Reproduce the records that follow exactly as they appear.

== Segment start ==

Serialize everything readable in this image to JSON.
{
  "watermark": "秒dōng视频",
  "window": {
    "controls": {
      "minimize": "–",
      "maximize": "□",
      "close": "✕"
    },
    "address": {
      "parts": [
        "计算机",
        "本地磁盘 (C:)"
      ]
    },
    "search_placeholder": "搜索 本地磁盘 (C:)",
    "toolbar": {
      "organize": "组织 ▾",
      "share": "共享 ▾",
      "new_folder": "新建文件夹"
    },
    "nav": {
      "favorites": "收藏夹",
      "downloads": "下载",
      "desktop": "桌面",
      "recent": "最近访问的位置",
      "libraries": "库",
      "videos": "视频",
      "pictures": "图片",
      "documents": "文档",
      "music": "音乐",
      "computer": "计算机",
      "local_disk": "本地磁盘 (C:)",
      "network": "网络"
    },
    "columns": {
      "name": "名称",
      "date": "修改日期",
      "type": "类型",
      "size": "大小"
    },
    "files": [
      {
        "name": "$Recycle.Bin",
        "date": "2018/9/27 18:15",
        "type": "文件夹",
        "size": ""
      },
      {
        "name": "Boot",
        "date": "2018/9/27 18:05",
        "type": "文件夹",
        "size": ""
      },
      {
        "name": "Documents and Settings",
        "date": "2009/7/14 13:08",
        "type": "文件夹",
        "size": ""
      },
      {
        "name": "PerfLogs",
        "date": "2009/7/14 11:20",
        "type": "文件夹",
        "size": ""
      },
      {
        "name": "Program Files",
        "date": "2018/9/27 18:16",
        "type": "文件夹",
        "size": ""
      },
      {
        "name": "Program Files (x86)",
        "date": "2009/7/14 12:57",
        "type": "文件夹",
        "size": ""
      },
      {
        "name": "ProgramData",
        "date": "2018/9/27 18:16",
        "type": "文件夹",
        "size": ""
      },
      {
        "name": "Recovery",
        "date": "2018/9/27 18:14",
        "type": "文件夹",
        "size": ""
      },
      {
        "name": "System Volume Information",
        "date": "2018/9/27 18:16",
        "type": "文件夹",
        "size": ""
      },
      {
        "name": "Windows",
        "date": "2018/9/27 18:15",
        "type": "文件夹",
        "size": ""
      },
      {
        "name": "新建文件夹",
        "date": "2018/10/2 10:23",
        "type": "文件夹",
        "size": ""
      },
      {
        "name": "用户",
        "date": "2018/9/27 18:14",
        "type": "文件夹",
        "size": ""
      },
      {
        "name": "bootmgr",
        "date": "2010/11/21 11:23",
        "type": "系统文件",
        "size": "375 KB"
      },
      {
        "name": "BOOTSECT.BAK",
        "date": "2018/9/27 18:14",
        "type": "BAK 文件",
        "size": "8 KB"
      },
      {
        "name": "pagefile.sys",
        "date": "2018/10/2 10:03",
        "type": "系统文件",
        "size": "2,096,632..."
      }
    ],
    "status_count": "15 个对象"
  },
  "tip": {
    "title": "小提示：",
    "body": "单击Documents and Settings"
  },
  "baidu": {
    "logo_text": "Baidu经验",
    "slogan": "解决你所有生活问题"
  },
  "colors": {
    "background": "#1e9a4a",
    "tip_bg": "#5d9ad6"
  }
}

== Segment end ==

Problem solution:
Serialize everything readable in this image to JSON.
{
  "watermark": "秒dōng视频",
  "window": {
    "controls": {
      "minimize": "–",
      "maximize": "□",
      "close": "✕"
    },
    "address": {
      "parts": [
        "计算机",
        "本地磁盘 (C:)"
      ]
    },
    "search_placeholder": "搜索 本地磁盘 (C:)",
    "toolbar": {
      "organize": "组织 ▾",
      "share": "共享 ▾",
      "new_folder": "新建文件夹"
    },
    "nav": {
      "favorites": "收藏夹",
      "downloads": "下载",
      "desktop": "桌面",
      "recent": "最近访问的位置",
      "libraries": "库",
      "videos": "视频",
      "pictures": "图片",
      "documents": "文档",
      "music": "音乐",
      "computer": "计算机",
      "local_disk": "本地磁盘 (C:)",
      "network": "网络"
    },
    "columns": {
      "name": "名称",
      "date": "修改日期",
      "type": "类型",
      "size": "大小"
    },
    "files": [
      {
        "name": "$Recycle.Bin",
        "date": "2018/9/27 18:15",
        "type": "文件夹",
        "size": ""
      },
      {
        "name": "Boot",
        "date": "2018/9/27 18:05",
        "type": "文件夹",
        "size": ""
      },
      {
        "name": "Documents and Settings",
        "date": "2009/7/14 13:08",
        "type": "文件夹",
        "size": ""
      },
      {
        "name": "PerfLogs",
        "date": "2009/7/14 11:20",
        "type": "文件夹",
        "size": ""
      },
      {
        "name": "Program Files",
        "date": "2018/9/27 18:16",
        "type": "文件夹",
        "size": ""
      },
      {
        "name": "Program Files (x86)",
        "date": "2009/7/14 12:57",
        "type": "文件夹",
        "size": ""
      },
      {
        "name": "ProgramData",
        "date": "2018/9/27 18:16",
        "type": "文件夹",
        "size": ""
      },
      {
        "name": "Recovery",
        "date": "2018/9/27 18:14",
        "type": "文件夹",
        "size": ""
      },
      {
        "name": "System Volume Information",
        "date": "2018/9/27 18:16",
        "type": "文件夹",
        "size": ""
      },
      {
        "name": "Windows",
        "date": "2018/9/27 18:15",
        "type": "文件夹",
        "size": ""
      },
      {
        "name": "新建文件夹",
        "date": "2018/10/2 10:23",
        "type": "文件夹",
        "size": ""
      },
      {
        "name": "用户",
        "date": "2018/9/27 18:14",
        "type": "文件夹",
        "size": ""
      },
      {
        "name": "bootmgr",
        "date": "2010/11/21 11:23",
        "type": "系统文件",
        "size": "375 KB"
      },
      {
        "name": "BOOTSECT.BAK",
        "date": "2018/9/27 18:14",
        "type": "BAK 文件",
        "size": "8 KB"
      },
      {
        "name": "pagefile.sys",
        "date": "2018/10/2 10:03",
        "type": "系统文件",
        "size": "2,096,632..."
      }
    ],
    "status_count": "15 个对象"
  },
  "tip": {
    "title": "小提示：",
    "body": "单击Documents and Settings"
  },
  "baidu": {
    "logo_text": "Baidu经验",
    "slogan": "解决你所有生活问题"
  },
  "colors": {
    "background": "#1e9a4a",
    "tip_bg": "#5d9ad6"
  }
}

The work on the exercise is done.